For all of the runners out there who are also devoted yogis, there’s no doubt that you either do a bit of asana before or after a run—and probably both. However, have you ever thought about doing yoga while you run? Or running as a form of yoga?
Have you ever thought of running as a moving meditation?
Some of us run alone, some in groups and others in races. We all have our preferences. But whether we’re in a marathon or running down a path by ourselves, it is something that we essentially do alone. Running requires us to rely on ourselves—our strength, balance, and endurance.
It also requires our complete attention, just like meditation.
Running is a lot like yoga.
Like yoga, running is a great way to study the self. Yoga is a form of practicing our mind and body connection—just like running, we rely on listening to the body to keep us moving towards our next goal—and when we don’t, we end up getting hurt.
When we do listen to the body, breath, and what surrounds us, our mind becomes clearer, and so does our practice and focus. Outside of endurance, how much attention do you give to the way you breathe? Or where you place your feet each time they hit the ground?
Turn your run into a running meditation. Here are a few ways to enhance your mindfulness during your next run.
1. Notice your breath.
This one thing we always do in yoga class becomes essential for runners as well.
As the breath becomes more forceful when we tire, the system becomes more fatigued. Try monitoring the breath using an even breath count—whether it’s in 2, out 2—try to challenge yourself to keep it consistent—just as if you’re doing a vinyasa, or a moving meditation.
2. Notice your alignment.
Are you leaning forward? Hunching your shoulders? Are your knees stable? See what happens when you consciously open your chest with shoulders back and your spine straight—does your breath feel any different?
3. Look at the space around you.
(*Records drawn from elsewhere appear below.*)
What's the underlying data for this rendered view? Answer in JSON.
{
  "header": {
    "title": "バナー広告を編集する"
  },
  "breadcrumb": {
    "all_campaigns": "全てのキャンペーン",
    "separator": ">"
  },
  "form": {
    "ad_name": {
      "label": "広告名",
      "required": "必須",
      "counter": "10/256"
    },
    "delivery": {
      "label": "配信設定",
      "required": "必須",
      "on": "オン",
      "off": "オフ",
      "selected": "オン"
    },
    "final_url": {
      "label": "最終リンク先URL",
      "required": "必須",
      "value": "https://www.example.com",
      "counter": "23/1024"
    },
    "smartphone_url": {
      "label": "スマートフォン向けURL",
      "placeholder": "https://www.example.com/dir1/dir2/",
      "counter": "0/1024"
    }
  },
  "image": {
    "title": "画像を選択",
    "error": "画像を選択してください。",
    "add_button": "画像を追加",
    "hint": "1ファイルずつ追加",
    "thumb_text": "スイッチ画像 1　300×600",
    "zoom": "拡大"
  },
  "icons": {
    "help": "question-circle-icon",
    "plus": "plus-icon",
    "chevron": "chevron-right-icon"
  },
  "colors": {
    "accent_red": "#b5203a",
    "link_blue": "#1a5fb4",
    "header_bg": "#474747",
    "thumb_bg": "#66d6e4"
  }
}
Just noticing what is in front of you or around you can help determine your path. Check for obstacles: tree roots, pot holes, and other bumps in the road. Also, try noticing new things on an old path—what has changed? What haven’t you noticed before?
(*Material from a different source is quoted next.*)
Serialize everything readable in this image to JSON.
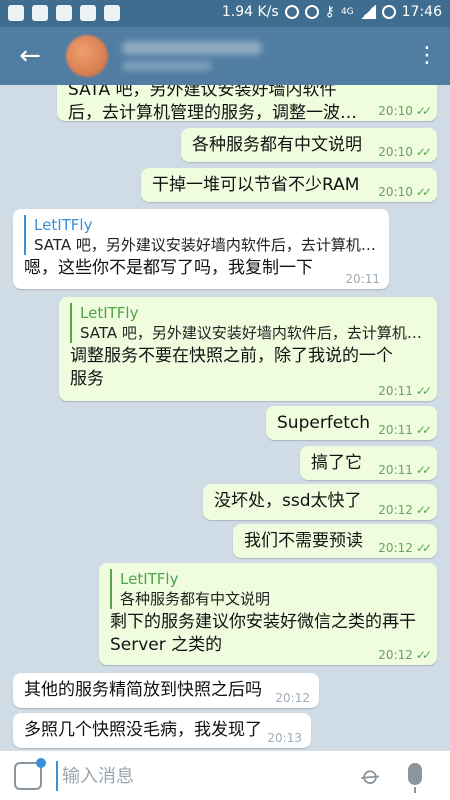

4. Take a different path.
Seek out new life and new civilizations and boldly go where you haven’t gone before.
If your path get’s predictable, it’s time to change. If you’ve always stopped at the pink mailbox, try a new goal. If you’ve always run through the same trail in the woods, try somewhere with more sun. If you’ve always run on flat land, try an area with some hills.
5. Compete against yourself instead of other people.
This applies if you run with others or not. If you typically run 3 miles, go for 5; if it’s 6, go for 10, and so on. Notice what might be holding you back.
Connecting with the witness of “who” is running allows us to be in the moment. Resist the urge to create a grocery list, or play out the day’s drama, can help you to focus more on your awareness. Using the principles of yoga to increase performance and endurance can help you develop the witness in each moment.
Know what’s around you, and within you, and that you’re capable of expanding your practice on the running path, just as you are on your mat.